In order to successfully leverage the use of antiretrovirals (ARVs) as a way to combat HIV transmission, programs need to be carefully modified to work in synch with the needs of each local culture, according to a new global report published by RAND Europe and the AIDS Foundation of Chicago. Recent research on HIV treatment as prevention (TasP) has shown that ARVs can successfully lower the risk of transmission, both in serodiscordant couples in which the HIV-positive partner is on meds and in high-risk HIV-negative people who regularly take the ARV tenofovir as a prophylactic.
The report, which is available by open access online and is called Mapping Pathways: Developing Evidence-Based, People-Centered Strategies for the Use of Antiretrovirals as Prevention, serves as a wellspring of information that prevention groups around the globe can use for tailoring their own programs. In addition to conducting a literature review of 520 journal articles published between 2011 and 2012, the study authors surveyed more than 1,000 global grassroots HIV advocates and interviewed several dozen key players in the HIV field around the world.
The report found three major challenges facing TasP programs:
- Social factors that determine access to health care are as important as individual behaviors.
- Stakeholders need more information about implementing TasP programs in order to deduce if they are feasible and appropriate.
- Local groups need to tailor their prevention strategies to suit their own particular needs.
“Different countries and communities are at different places,” Dr. Linda-Gail Bekker, deputy director of the Desmond Tutu HIV Foundation in South Africa and a partner in the group that produced the report, said in a release. “We all have to ask policy makers, funders and ourselves a host of questions. How will we implement a certain strategy? How will we pay for it? Is it for the generalized epidemic, or is it only for certain key populations? What are the social factors that make certain populations vulnerable? Is this strategy ethical? Does it make sound public health sense?

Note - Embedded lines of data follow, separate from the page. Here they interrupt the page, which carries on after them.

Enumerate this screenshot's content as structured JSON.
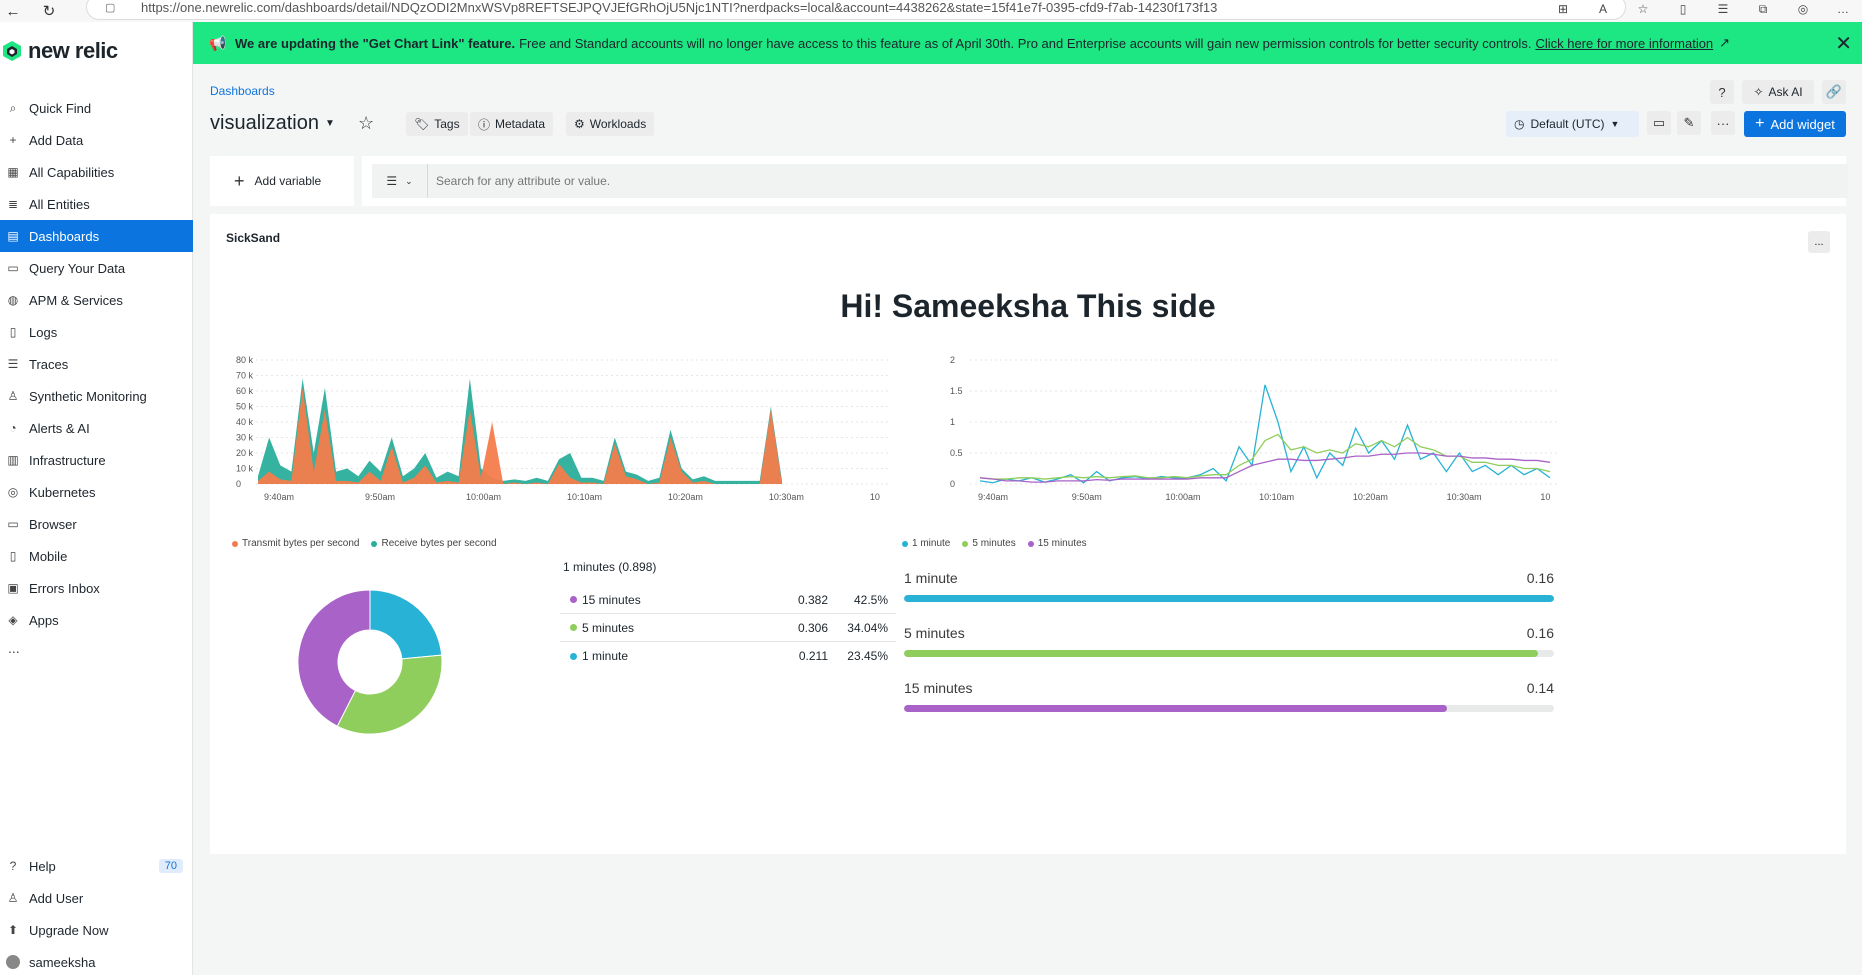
{
  "browser": {
    "url": "https://one.newrelic.com/dashboards/detail/NDQzODI2MnxWSVp8REFTSEJPQVJEfGRhOjU5Njc1NTI?nerdpacks=local&account=4438262&state=15f41e7f-0395-cfd9-f7ab-14230f173f13"
  },
  "sidebar": {
    "logo_text": "new relic",
    "items": [
      {
        "label": "Quick Find",
        "icon": "search-icon"
      },
      {
        "label": "Add Data",
        "icon": "plus-icon"
      },
      {
        "label": "All Capabilities",
        "icon": "grid-icon"
      },
      {
        "label": "All Entities",
        "icon": "stack-icon"
      },
      {
        "label": "Dashboards",
        "icon": "dashboard-icon",
        "active": true
      },
      {
        "label": "Query Your Data",
        "icon": "terminal-icon"
      },
      {
        "label": "APM & Services",
        "icon": "globe-icon"
      },
      {
        "label": "Logs",
        "icon": "document-icon"
      },
      {
        "label": "Traces",
        "icon": "traces-icon"
      },
      {
        "label": "Synthetic Monitoring",
        "icon": "synthetic-icon"
      },
      {
        "label": "Alerts & AI",
        "icon": "alert-icon"
      },
      {
        "label": "Infrastructure",
        "icon": "infrastructure-icon"
      },
      {
        "label": "Kubernetes",
        "icon": "kubernetes-icon"
      },
      {
        "label": "Browser",
        "icon": "browser-icon"
      },
      {
        "label": "Mobile",
        "icon": "mobile-icon"
      },
      {
        "label": "Errors Inbox",
        "icon": "inbox-icon"
      },
      {
        "label": "Apps",
        "icon": "apps-icon"
      }
    ],
    "more": "...",
    "bottom": {
      "help": "Help",
      "help_badge": "70",
      "add_user": "Add User",
      "upgrade": "Upgrade Now",
      "user": "sameeksha"
    }
  },
  "banner": {
    "bold_text": "We are updating the \"Get Chart Link\" feature.",
    "text": "Free and Standard accounts will no longer have access to this feature as of April 30th. Pro and Enterprise accounts will gain new permission controls for better security controls.",
    "link": "Click here for more information",
    "bg_color": "#1ce783"
  },
  "header": {
    "breadcrumb": "Dashboards",
    "title": "visualization",
    "tags_label": "Tags",
    "metadata_label": "Metadata",
    "workloads_label": "Workloads",
    "ask_ai_label": "Ask AI",
    "time_label": "Default (UTC)",
    "add_widget_label": "Add widget"
  },
  "filters": {
    "add_variable_label": "Add variable",
    "search_placeholder": "Search for any attribute or value."
  },
  "widget": {
    "title": "SickSand",
    "headline": "Hi! Sameeksha This side",
    "menu": "..."
  },
  "chart_data": [
    {
      "type": "area",
      "title": "",
      "x_ticks": [
        "9:40am",
        "9:50am",
        "10:00am",
        "10:10am",
        "10:20am",
        "10:30am",
        "10"
      ],
      "y_ticks": [
        "80 k",
        "70 k",
        "60 k",
        "50 k",
        "40 k",
        "30 k",
        "20 k",
        "10 k",
        "0"
      ],
      "ylim": [
        0,
        80000
      ],
      "series": [
        {
          "name": "Receive bytes per second",
          "color": "#2aae9b",
          "values": [
            5000,
            30000,
            12000,
            8000,
            68000,
            20000,
            62000,
            8000,
            10000,
            5000,
            15000,
            8000,
            30000,
            5000,
            10000,
            20000,
            4000,
            8000,
            5000,
            68000,
            10000,
            4000,
            2000,
            3000,
            2000,
            4000,
            2000,
            16000,
            20000,
            4000,
            4000,
            2000,
            30000,
            8000,
            6000,
            2000,
            4000,
            35000,
            10000,
            3000,
            5000,
            2000,
            2000,
            2000,
            2000,
            2000,
            50000,
            2000
          ]
        },
        {
          "name": "Transmit bytes per second",
          "color": "#f47c4c",
          "values": [
            2000,
            8000,
            3000,
            2000,
            62000,
            8000,
            48000,
            2000,
            2000,
            1000,
            8000,
            2000,
            24000,
            1000,
            4000,
            12000,
            1000,
            2000,
            1000,
            48000,
            4000,
            40000,
            0,
            1000,
            0,
            1000,
            0,
            13000,
            4000,
            1000,
            1000,
            0,
            26000,
            5000,
            3000,
            0,
            1000,
            30000,
            8000,
            1000,
            2000,
            0,
            0,
            0,
            0,
            0,
            48000,
            0
          ]
        }
      ]
    },
    {
      "type": "line",
      "title": "",
      "x_ticks": [
        "9:40am",
        "9:50am",
        "10:00am",
        "10:10am",
        "10:20am",
        "10:30am",
        "10"
      ],
      "y_ticks": [
        "2",
        "1.5",
        "1",
        "0.5",
        "0"
      ],
      "ylim": [
        0,
        2
      ],
      "series": [
        {
          "name": "1 minute",
          "color": "#28b3d6",
          "values": [
            0.05,
            0.02,
            0.08,
            0.05,
            0.1,
            0.03,
            0.08,
            0.15,
            0.02,
            0.2,
            0.05,
            0.1,
            0.12,
            0.08,
            0.12,
            0.1,
            0.1,
            0.15,
            0.25,
            0.05,
            0.6,
            0.3,
            1.6,
            1.0,
            0.2,
            0.6,
            0.1,
            0.5,
            0.3,
            0.9,
            0.5,
            0.7,
            0.4,
            0.95,
            0.4,
            0.5,
            0.2,
            0.5,
            0.2,
            0.3,
            0.15,
            0.3,
            0.15,
            0.25,
            0.1
          ]
        },
        {
          "name": "5 minutes",
          "color": "#8fcd5c",
          "values": [
            0.1,
            0.08,
            0.08,
            0.1,
            0.1,
            0.08,
            0.1,
            0.12,
            0.1,
            0.12,
            0.1,
            0.12,
            0.13,
            0.1,
            0.1,
            0.12,
            0.1,
            0.13,
            0.15,
            0.15,
            0.3,
            0.4,
            0.7,
            0.8,
            0.55,
            0.6,
            0.5,
            0.55,
            0.5,
            0.65,
            0.6,
            0.7,
            0.6,
            0.75,
            0.6,
            0.55,
            0.45,
            0.45,
            0.35,
            0.35,
            0.3,
            0.3,
            0.25,
            0.25,
            0.2
          ]
        },
        {
          "name": "15 minutes",
          "color": "#a962c7",
          "values": [
            0.1,
            0.08,
            0.05,
            0.05,
            0.03,
            0.03,
            0.05,
            0.05,
            0.05,
            0.07,
            0.06,
            0.08,
            0.08,
            0.08,
            0.08,
            0.08,
            0.08,
            0.1,
            0.1,
            0.1,
            0.2,
            0.3,
            0.35,
            0.4,
            0.4,
            0.38,
            0.38,
            0.4,
            0.42,
            0.45,
            0.45,
            0.48,
            0.48,
            0.5,
            0.5,
            0.48,
            0.45,
            0.45,
            0.42,
            0.42,
            0.4,
            0.4,
            0.38,
            0.38,
            0.35
          ]
        }
      ]
    },
    {
      "type": "pie",
      "title": "1 minutes (0.898)",
      "slices": [
        {
          "name": "15 minutes",
          "value": 0.382,
          "percent": "42.5%",
          "color": "#a962c7"
        },
        {
          "name": "5 minutes",
          "value": 0.306,
          "percent": "34.04%",
          "color": "#8fcd5c"
        },
        {
          "name": "1 minute",
          "value": 0.211,
          "percent": "23.45%",
          "color": "#28b3d6"
        }
      ]
    },
    {
      "type": "bar",
      "title": "",
      "categories": [
        "1 minute",
        "5 minutes",
        "15 minutes"
      ],
      "values": [
        0.16,
        0.16,
        0.14
      ],
      "fill_fraction": [
        1.0,
        0.976,
        0.836
      ],
      "colors": [
        "#28b3d6",
        "#8fcd5c",
        "#a962c7"
      ]
    }
  ]
}
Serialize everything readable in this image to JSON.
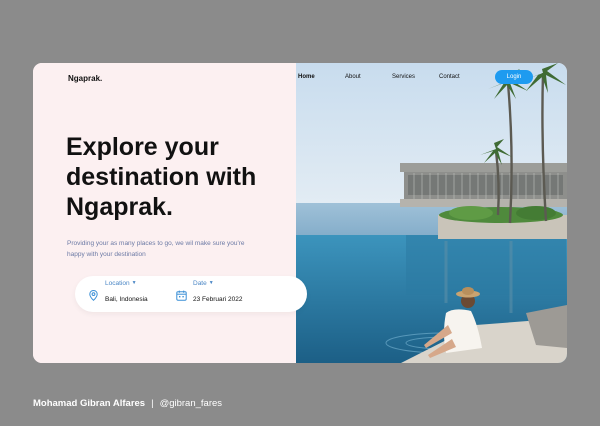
{
  "brand": "Ngaprak.",
  "nav": {
    "items": [
      "Home",
      "About",
      "Services",
      "Contact"
    ],
    "active": "Home",
    "login_label": "Login"
  },
  "hero": {
    "title_lines": [
      "Explore your",
      "destination with",
      "Ngaprak."
    ],
    "subtitle_lines": [
      "Providing your as many places to go, we wil make sure you're",
      "happy with your destination"
    ]
  },
  "search": {
    "location_label": "Location",
    "location_value": "Bali, Indonesia",
    "date_label": "Date",
    "date_value": "23 Februari 2022",
    "location_icon": "map-pin-icon",
    "date_icon": "calendar-icon"
  },
  "credit": {
    "author": "Mohamad Gibran Alfares",
    "separator": "|",
    "handle": "@gibran_fares"
  },
  "colors": {
    "accent": "#1e9bf0",
    "panel_bg": "#fcf0f1",
    "outer_bg": "#8b8b8b",
    "subtitle": "#6c7aa5",
    "label": "#4a86c5"
  }
}
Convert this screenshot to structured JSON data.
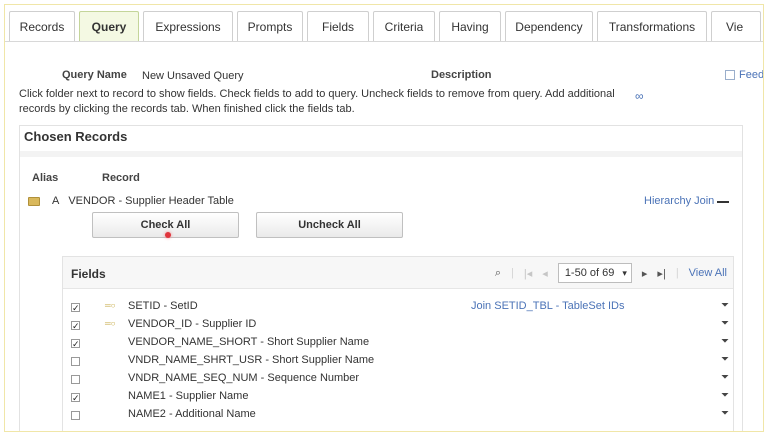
{
  "tabs": [
    {
      "label": "Records",
      "active": false
    },
    {
      "label": "Query",
      "active": true
    },
    {
      "label": "Expressions",
      "active": false
    },
    {
      "label": "Prompts",
      "active": false
    },
    {
      "label": "Fields",
      "active": false
    },
    {
      "label": "Criteria",
      "active": false
    },
    {
      "label": "Having",
      "active": false
    },
    {
      "label": "Dependency",
      "active": false
    },
    {
      "label": "Transformations",
      "active": false
    },
    {
      "label": "Vie",
      "active": false
    }
  ],
  "query": {
    "name_label": "Query Name",
    "name_value": "New Unsaved Query",
    "description_label": "Description",
    "feedback_label": "Feed",
    "instructions": "Click folder next to record to show fields. Check fields to add to query. Uncheck fields to remove from query. Add additional records by clicking the records tab. When finished click the fields tab."
  },
  "chosen_records": {
    "title": "Chosen Records",
    "alias_header": "Alias",
    "record_header": "Record",
    "record": {
      "alias": "A",
      "name": "VENDOR - Supplier Header Table",
      "hierarchy_join": "Hierarchy Join"
    },
    "check_all": "Check All",
    "uncheck_all": "Uncheck All"
  },
  "fields": {
    "title": "Fields",
    "pager": {
      "range": "1-50 of 69",
      "view_all": "View All"
    },
    "rows": [
      {
        "checked": true,
        "key": true,
        "name": "SETID - SetID",
        "join": "Join SETID_TBL - TableSet IDs"
      },
      {
        "checked": true,
        "key": true,
        "name": "VENDOR_ID - Supplier ID",
        "join": ""
      },
      {
        "checked": true,
        "key": false,
        "name": "VENDOR_NAME_SHORT - Short Supplier Name",
        "join": ""
      },
      {
        "checked": false,
        "key": false,
        "name": "VNDR_NAME_SHRT_USR - Short Supplier Name",
        "join": ""
      },
      {
        "checked": false,
        "key": false,
        "name": "VNDR_NAME_SEQ_NUM - Sequence Number",
        "join": ""
      },
      {
        "checked": true,
        "key": false,
        "name": "NAME1 - Supplier Name",
        "join": ""
      },
      {
        "checked": false,
        "key": false,
        "name": "NAME2 - Additional Name",
        "join": ""
      }
    ]
  },
  "icons": {
    "folder": "folder-icon",
    "key": "key-icon",
    "funnel": "funnel-icon",
    "search": "search-icon"
  },
  "colors": {
    "active_tab_bg": "#f4f9e3",
    "link": "#4b73b7",
    "click_indicator": "#e0343c"
  }
}
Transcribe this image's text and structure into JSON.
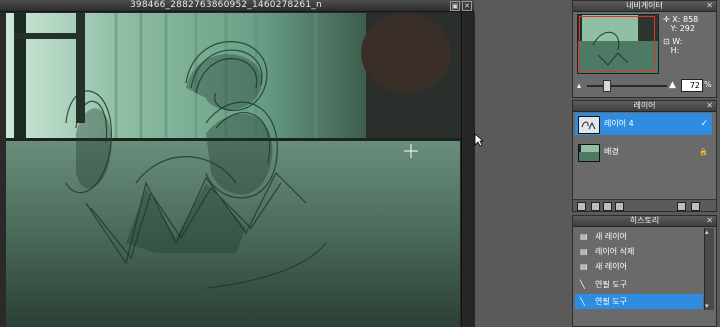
{
  "document": {
    "title": "398466_2882763860952_1460278261_n",
    "buttons": {
      "restore": "▣",
      "close": "✕"
    }
  },
  "navigator": {
    "title": "내비게이터",
    "x_label": "X:",
    "x_value": "858",
    "y_label": "Y:",
    "y_value": "292",
    "w_label": "W:",
    "h_label": "H:",
    "zoom_value": "72",
    "zoom_unit": "%"
  },
  "layers": {
    "title": "레이어",
    "items": [
      {
        "name": "레이어 4",
        "selected": true,
        "mark": "✓"
      },
      {
        "name": "배경",
        "selected": false,
        "mark": "🔒"
      }
    ]
  },
  "history": {
    "title": "히스토리",
    "items": [
      {
        "label": "새 레이어",
        "icon": "new-layer-icon",
        "selected": false
      },
      {
        "label": "레이어 삭제",
        "icon": "delete-layer-icon",
        "selected": false
      },
      {
        "label": "새 레이어",
        "icon": "new-layer-icon",
        "selected": false
      },
      {
        "label": "연필 도구",
        "icon": "pencil-icon",
        "selected": false
      },
      {
        "label": "연필 도구",
        "icon": "pencil-icon",
        "selected": true
      }
    ]
  },
  "colors": {
    "selection": "#2e8de0",
    "panel_bg": "#6a6a6a",
    "workspace": "#5a5a5a"
  }
}
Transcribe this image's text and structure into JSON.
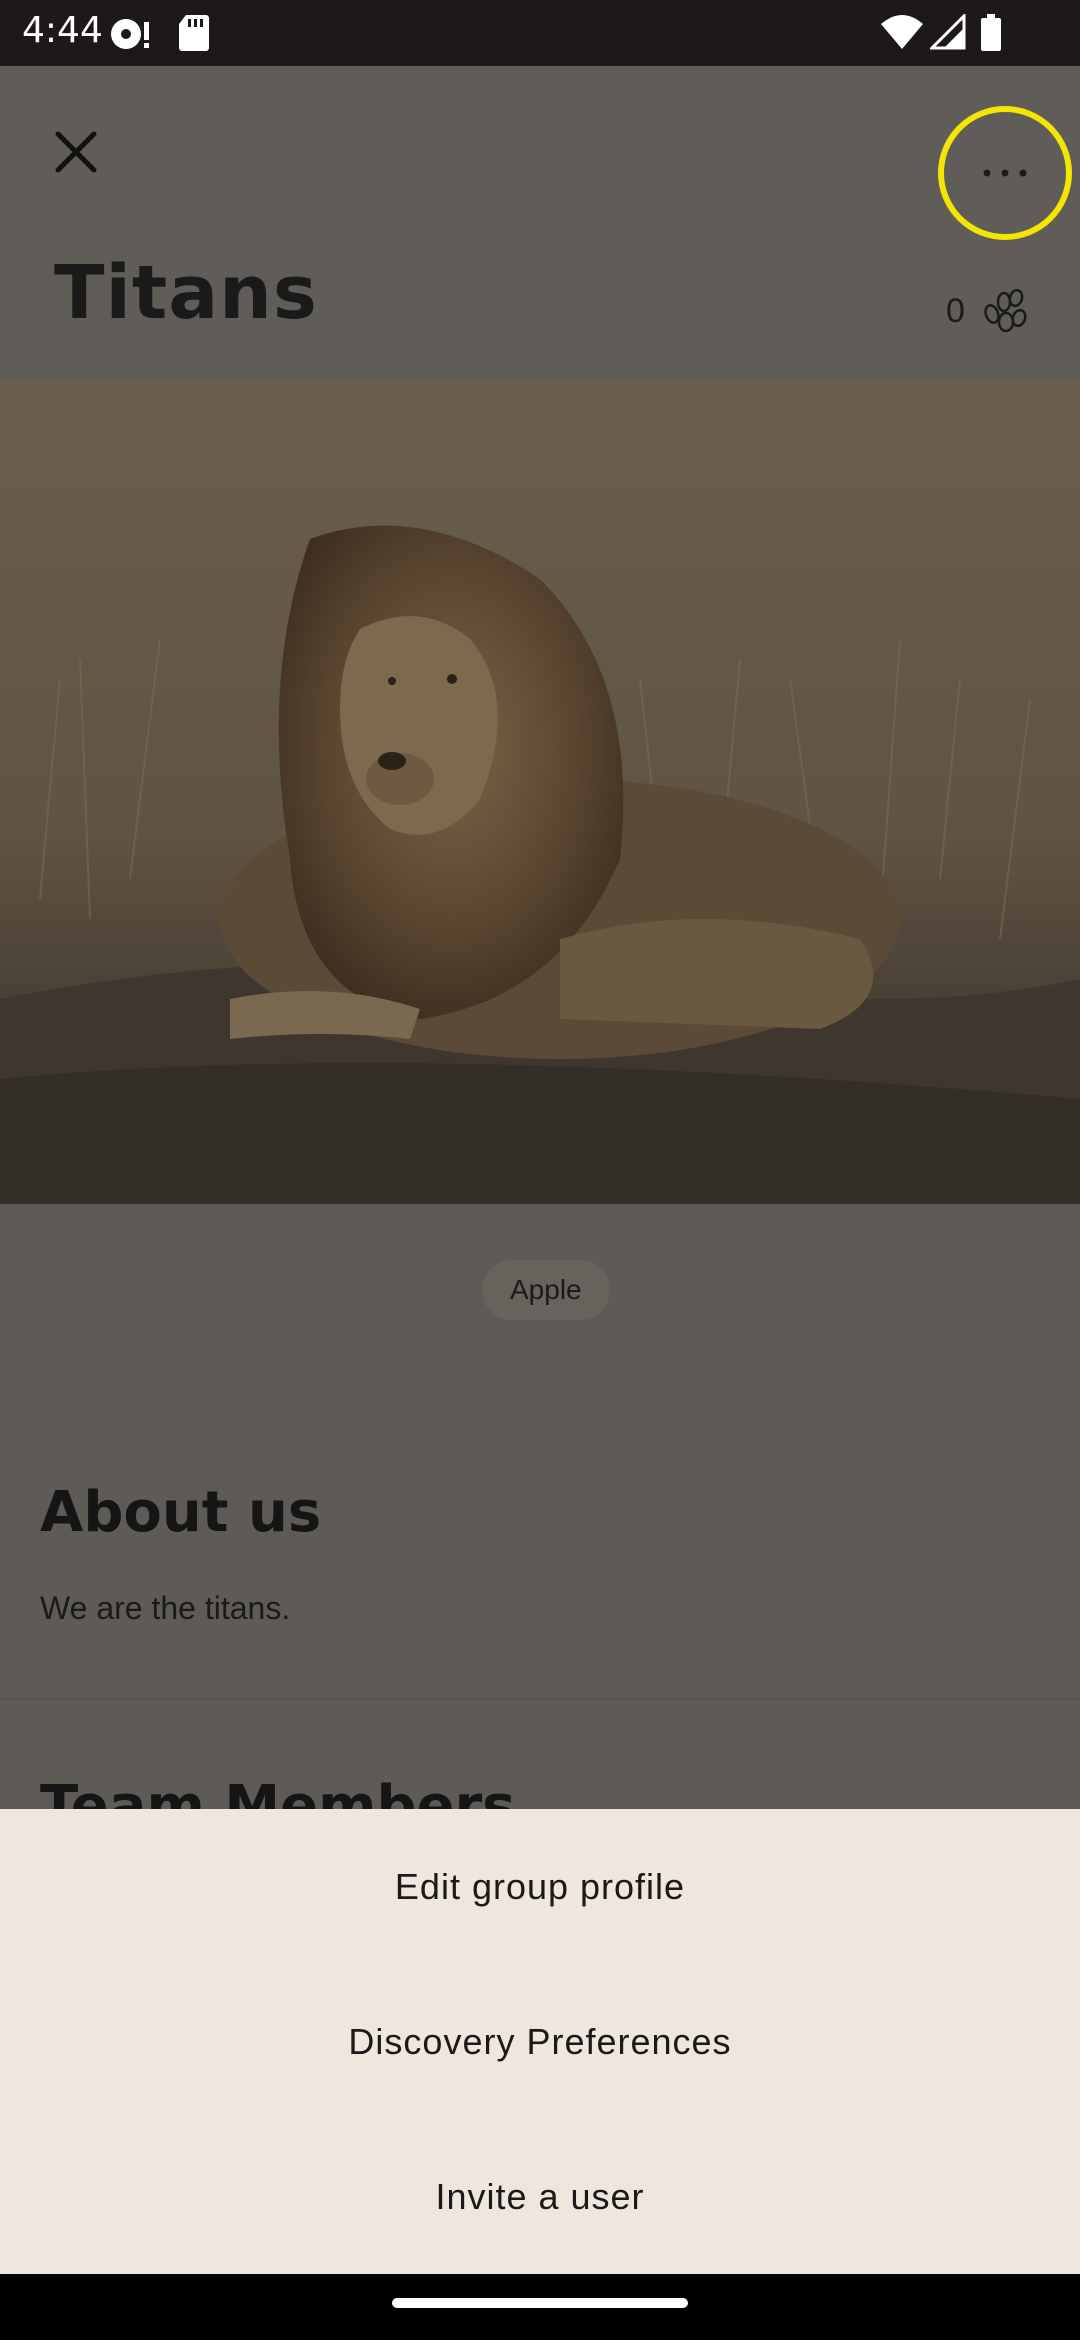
{
  "status_bar": {
    "time": "4:44"
  },
  "header": {
    "title": "Titans",
    "points": "0"
  },
  "hero_image": {
    "alt": "Lion resting in golden grass"
  },
  "tags": [
    "Apple"
  ],
  "about": {
    "title": "About us",
    "text": "We are the titans."
  },
  "team": {
    "title": "Team Members"
  },
  "sheet": {
    "items": [
      {
        "label": "Edit group profile"
      },
      {
        "label": "Discovery Preferences"
      },
      {
        "label": "Invite a user"
      }
    ]
  },
  "colors": {
    "highlight_ring": "#f3e600",
    "sheet_bg": "#efe7de",
    "scrim": "#5e5b57"
  },
  "icons": [
    "close-icon",
    "more-horizontal-icon",
    "paw-icon",
    "wifi-icon",
    "signal-icon",
    "battery-icon",
    "sd-card-icon",
    "notification-icon"
  ]
}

What won’t be afforded if we go this route? Who will benefit if we do?”
To access a copy of the study, click here.
To read a release on the study, click here.